[Directions]
Print out the complete set of records below, exactly as they read.

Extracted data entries
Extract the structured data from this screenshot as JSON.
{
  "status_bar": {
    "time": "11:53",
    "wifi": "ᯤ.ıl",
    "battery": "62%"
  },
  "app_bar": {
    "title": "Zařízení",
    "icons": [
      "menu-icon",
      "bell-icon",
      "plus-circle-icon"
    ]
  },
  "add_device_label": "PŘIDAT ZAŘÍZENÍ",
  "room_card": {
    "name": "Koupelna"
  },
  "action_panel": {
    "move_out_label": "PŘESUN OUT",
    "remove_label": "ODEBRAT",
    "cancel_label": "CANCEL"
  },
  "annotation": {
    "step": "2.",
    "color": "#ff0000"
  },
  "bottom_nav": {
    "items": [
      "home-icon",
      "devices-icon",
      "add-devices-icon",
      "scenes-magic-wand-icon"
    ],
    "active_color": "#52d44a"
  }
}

[Solution for this task]
Extract the structured data from this screenshot as JSON.
{
  "status_bar": {
    "time": "11:53",
    "wifi": "ᯤ.ıl",
    "battery": "62%"
  },
  "app_bar": {
    "title": "Zařízení",
    "icons": [
      "menu-icon",
      "bell-icon",
      "plus-circle-icon"
    ]
  },
  "add_device_label": "PŘIDAT ZAŘÍZENÍ",
  "room_card": {
    "name": "Koupelna"
  },
  "action_panel": {
    "move_out_label": "PŘESUN OUT",
    "remove_label": "ODEBRAT",
    "cancel_label": "CANCEL"
  },
  "annotation": {
    "step": "2.",
    "color": "#ff0000"
  },
  "bottom_nav": {
    "items": [
      "home-icon",
      "devices-icon",
      "add-devices-icon",
      "scenes-magic-wand-icon"
    ],
    "active_color": "#52d44a"
  }
}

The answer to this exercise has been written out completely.